MARCH 30, 1959
PARIS—Some years ago when the Shah of Persia was in the United States, he came to Hyde Park on Thanksgiving Day to lay a wreath on my husband's tomb. My son Elliott, who was living at Hyde Park at the time, had been in Tehran with his father when the conference of Prime Minister Churchill, Prime Minister Stalin and my husband was held there. At that time Elliott had met His Majesty, and so the whole party from Iran came to Elliott's house for Thanksgiving dinner after the ceremonies at my husband's memorial.
When His Majesty was kind enough to ask the Ambassador and Mrs. Wailes to bring Anna, Nina and me to lunch with him in Tehran last week, I was happy to have him remember the occasion.

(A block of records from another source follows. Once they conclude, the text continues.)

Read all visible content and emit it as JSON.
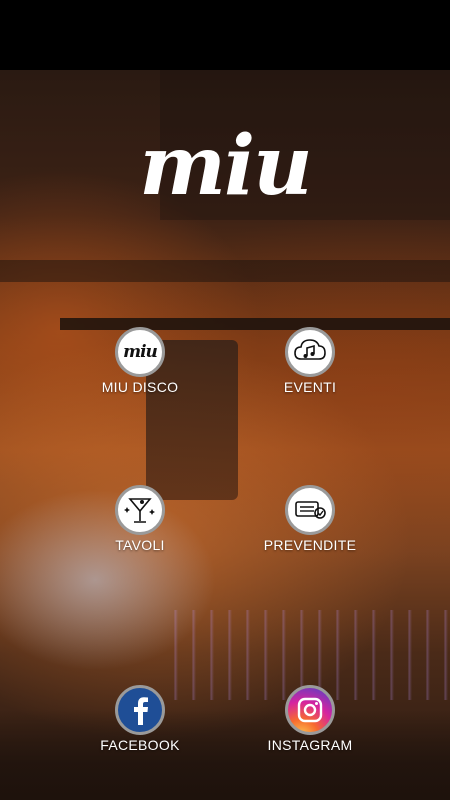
{
  "app": {
    "logo_text": "miu"
  },
  "menu": {
    "items": [
      {
        "id": "miu-disco",
        "label": "MIU DISCO",
        "icon": "miu-logo-icon"
      },
      {
        "id": "eventi",
        "label": "EVENTI",
        "icon": "music-cloud-icon"
      },
      {
        "id": "tavoli",
        "label": "TAVOLI",
        "icon": "cocktail-icon"
      },
      {
        "id": "prevendite",
        "label": "PREVENDITE",
        "icon": "tickets-icon"
      },
      {
        "id": "facebook",
        "label": "FACEBOOK",
        "icon": "facebook-icon"
      },
      {
        "id": "instagram",
        "label": "INSTAGRAM",
        "icon": "instagram-icon"
      }
    ]
  },
  "colors": {
    "facebook": "#1f4e96",
    "icon_border": "#9a9a9a",
    "label": "#ffffff"
  }
}
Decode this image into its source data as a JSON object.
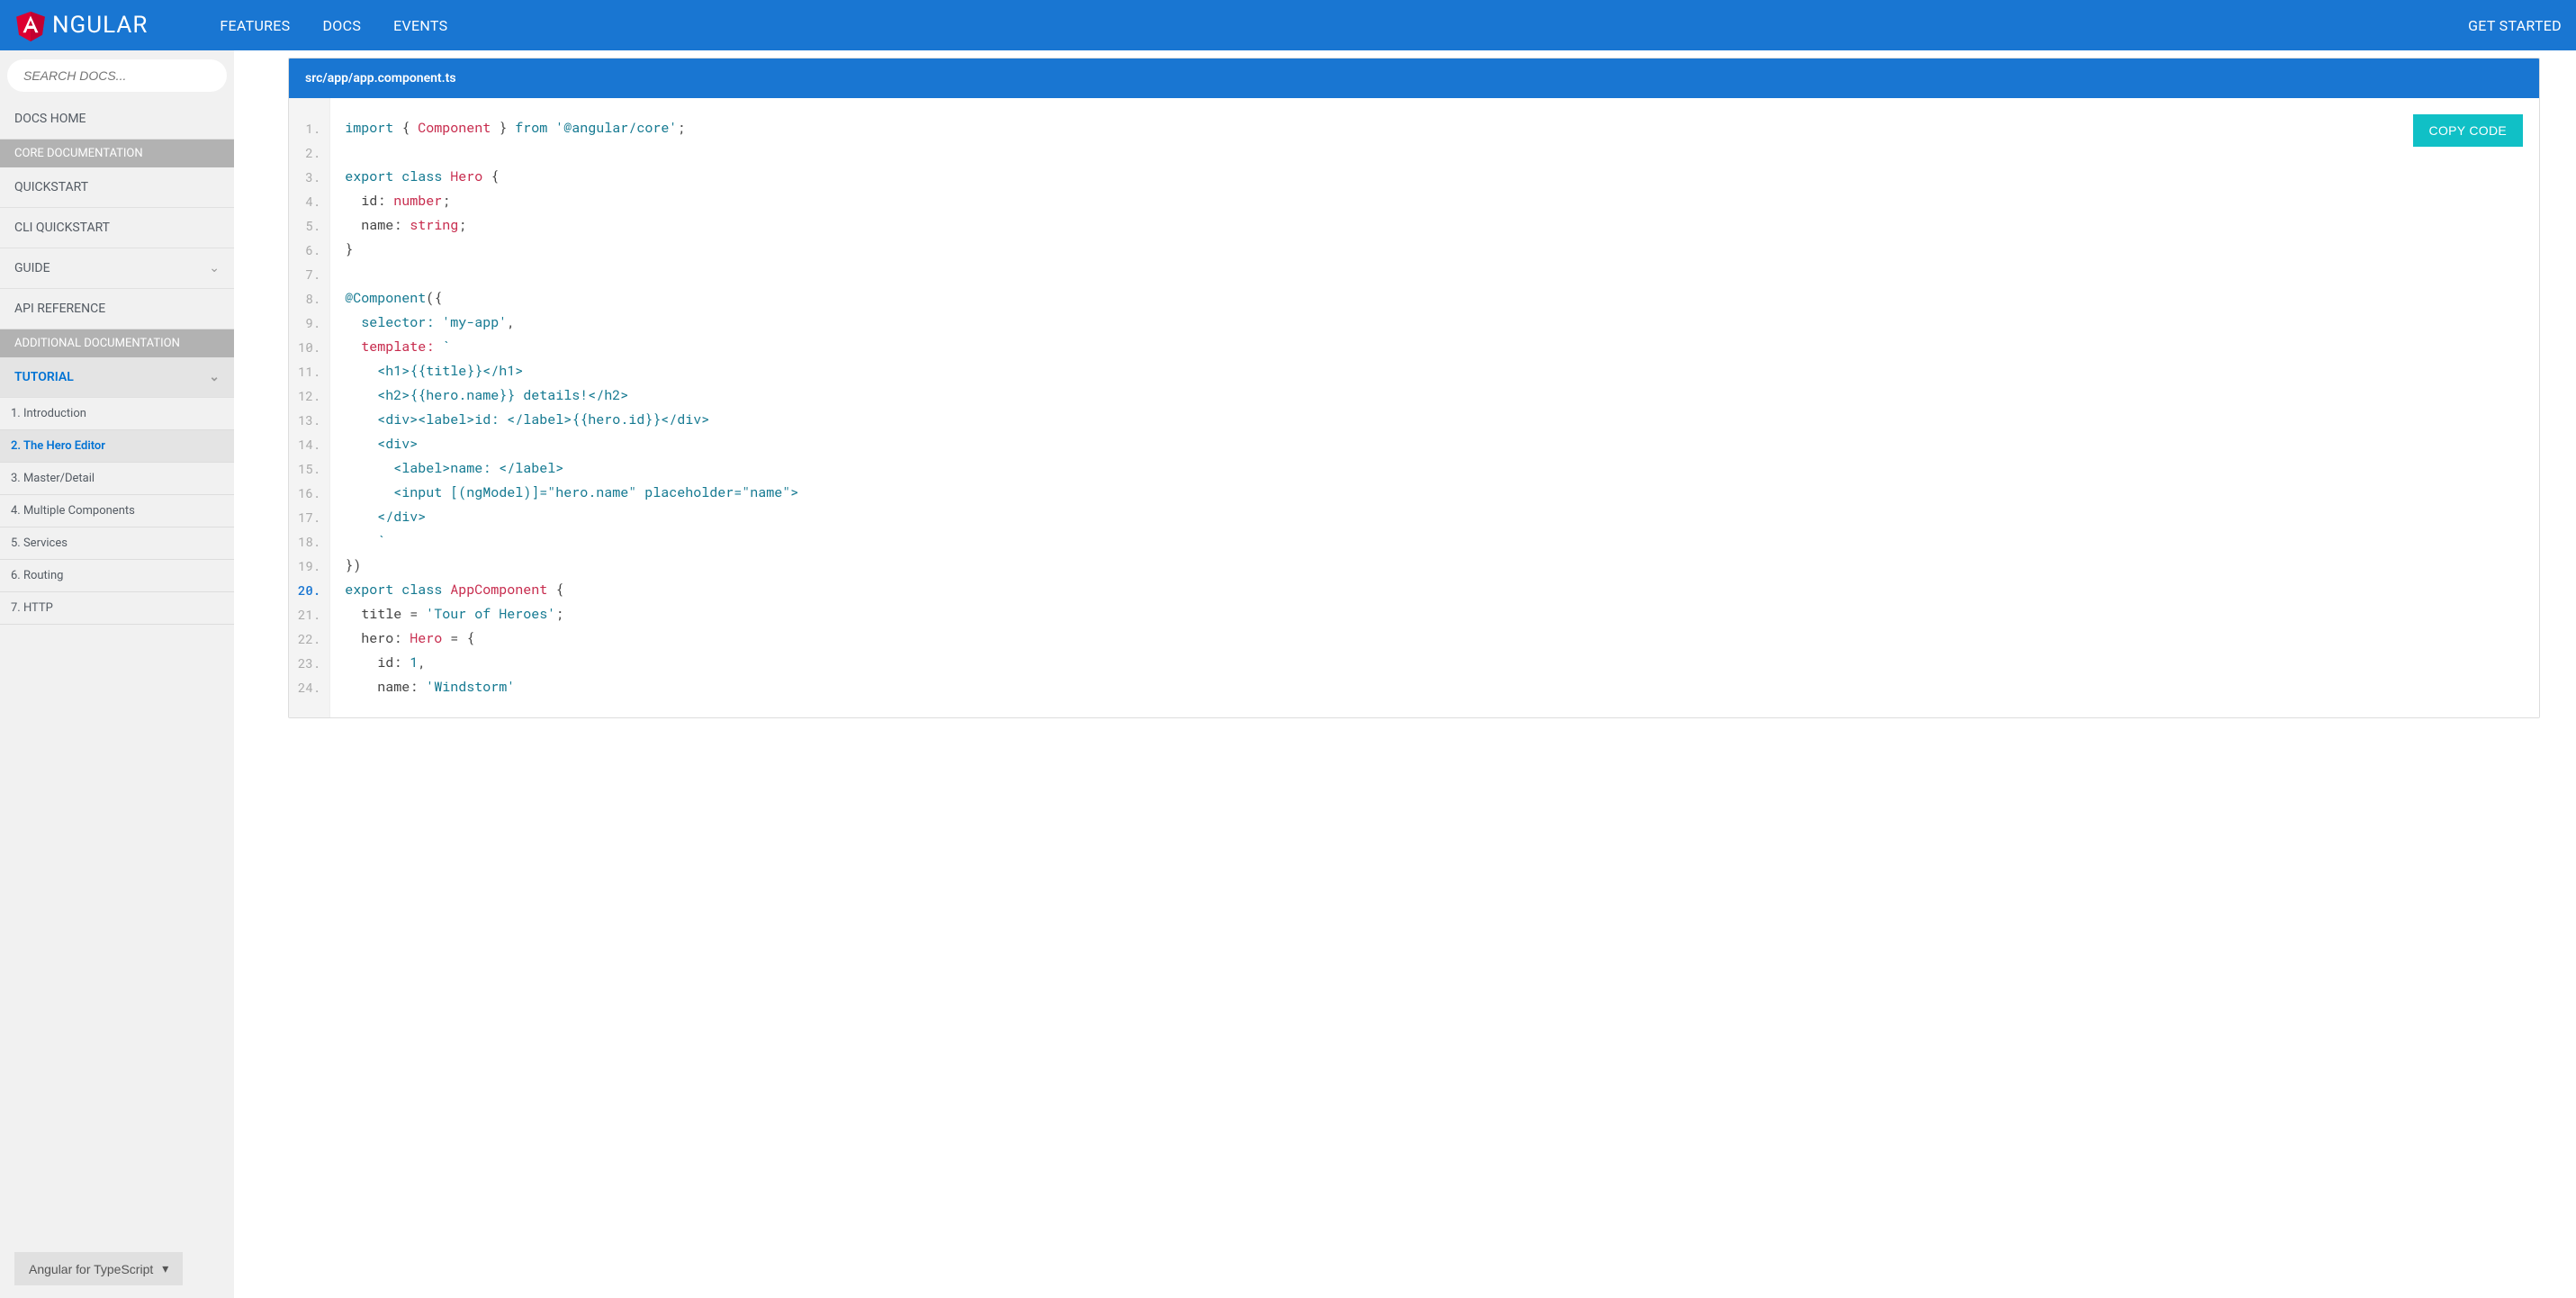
{
  "header": {
    "brand": "NGULAR",
    "links": [
      "FEATURES",
      "DOCS",
      "EVENTS"
    ],
    "cta": "GET STARTED"
  },
  "sidebar": {
    "search_placeholder": "SEARCH DOCS...",
    "sections": {
      "docs_home": "DOCS HOME",
      "core_header": "CORE DOCUMENTATION",
      "quickstart": "QUICKSTART",
      "cli_quickstart": "CLI QUICKSTART",
      "guide": "GUIDE",
      "api_reference": "API REFERENCE",
      "additional_header": "ADDITIONAL DOCUMENTATION",
      "tutorial": "TUTORIAL",
      "tutorial_items": {
        "i1": "1. Introduction",
        "i2": "2. The Hero Editor",
        "i3": "3. Master/Detail",
        "i4": "4. Multiple Components",
        "i5": "5. Services",
        "i6": "6. Routing",
        "i7": "7. HTTP"
      }
    },
    "lang_selector": "Angular for TypeScript"
  },
  "code": {
    "filename": "src/app/app.component.ts",
    "copy_label": "COPY CODE",
    "lines": [
      {
        "n": "1."
      },
      {
        "n": "2."
      },
      {
        "n": "3."
      },
      {
        "n": "4."
      },
      {
        "n": "5."
      },
      {
        "n": "6."
      },
      {
        "n": "7."
      },
      {
        "n": "8."
      },
      {
        "n": "9."
      },
      {
        "n": "10."
      },
      {
        "n": "11."
      },
      {
        "n": "12."
      },
      {
        "n": "13."
      },
      {
        "n": "14."
      },
      {
        "n": "15."
      },
      {
        "n": "16."
      },
      {
        "n": "17."
      },
      {
        "n": "18."
      },
      {
        "n": "19."
      },
      {
        "n": "20."
      },
      {
        "n": "21."
      },
      {
        "n": "22."
      },
      {
        "n": "23."
      },
      {
        "n": "24."
      }
    ],
    "source": {
      "l1_import": "import",
      "l1_lbrace": " { ",
      "l1_component": "Component",
      "l1_rbrace": " } ",
      "l1_from": "from",
      "l1_pkg": " '@angular/core'",
      "l1_semi": ";",
      "l3_export": "export",
      "l3_class": " class",
      "l3_hero": " Hero",
      "l3_brace": " {",
      "l4": "  id: ",
      "l4_type": "number",
      "l4_semi": ";",
      "l5": "  name: ",
      "l5_type": "string",
      "l5_semi": ";",
      "l6": "}",
      "l8_decorator": "@Component",
      "l8_paren": "({",
      "l9_key": "  selector:",
      "l9_val": " 'my-app'",
      "l9_comma": ",",
      "l10_key": "  template:",
      "l10_tick": " `",
      "l11": "    <h1>{{title}}</h1>",
      "l12": "    <h2>{{hero.name}} details!</h2>",
      "l13": "    <div><label>id: </label>{{hero.id}}</div>",
      "l14": "    <div>",
      "l15": "      <label>name: </label>",
      "l16": "      <input [(ngModel)]=\"hero.name\" placeholder=\"name\">",
      "l17": "    </div>",
      "l18": "    `",
      "l19": "})",
      "l20_export": "export",
      "l20_class": " class",
      "l20_name": " AppComponent",
      "l20_brace": " {",
      "l21_pre": "  title = ",
      "l21_val": "'Tour of Heroes'",
      "l21_semi": ";",
      "l22_pre": "  hero: ",
      "l22_type": "Hero",
      "l22_rest": " = {",
      "l23_pre": "    id: ",
      "l23_val": "1",
      "l23_comma": ",",
      "l24_pre": "    name: ",
      "l24_val": "'Windstorm'"
    }
  }
}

He held the lunch in the Marble Palace, thinking we would enjoy seeing it; and it certainly is well worth seeing. The whole palace is built of native marble. The staircase is beautifully carved, and the reception room in which the Shah came to greet us has walls and ceilings which reflect the light from crystal chandeliers and shine like so many little pieces of silver. The Shah's own study, which we were allowed to see before leaving, is panelled and furnished with wood mosaic after the manner of the boxes which I had seen in Shiraz. This is a delicate and lengthy process, but the patterns are very beautiful and the colors soft and restful.
Iran, I learned, produces caviar from the Caspian Sea, and the country prides itself on having a particular kind of very fine caviar which is served only for the royal family. Caviar is growing scarce, however, for I noticed the last time I was in Russia that the price had gone up considerably, and in Iran it costs little less than it does in New York City. No meal in Iran is complete without rice, and often they have it cooked in two ways at the same meal. There are any number of sauces which are used with rice and which could easily make of the dish a meal in itself.
They told me in Shiraz that at Persian meals it is a frequent custom to put all the food out on the table. Everyone fills his own plate, and then all the guests stand or sit around, eating and talking. Since they seem to have good appetites, they can go back and get more of whatever pleases them. We Americans have very wisely copied this custom, but on the whole the prettiest tables I have seen have been the Persian tables. They seem to arrange their food with an eye to the color, and when you come in you are attracted as much by the looks of the dishes as by their content. They have a variety of melons and very good tangerines. In season, I understand, they have many varieties of grapes, all very good; but they have not learned to produce wine very successfully, and the quality is not consistent.
I am told that Iranians like to drink milk, but the cows I have seen look quite small and I am fairly sure would not produce milk in great quantities. I learned to my surprise that sheep's milk is often drunk, something I never knew before. There is much tuberculosis, however, among the cattle. The U. N. has a project for improving the breed and for teaching methods of pasteurization, but the important thing, of course, is to strengthen the stock itself.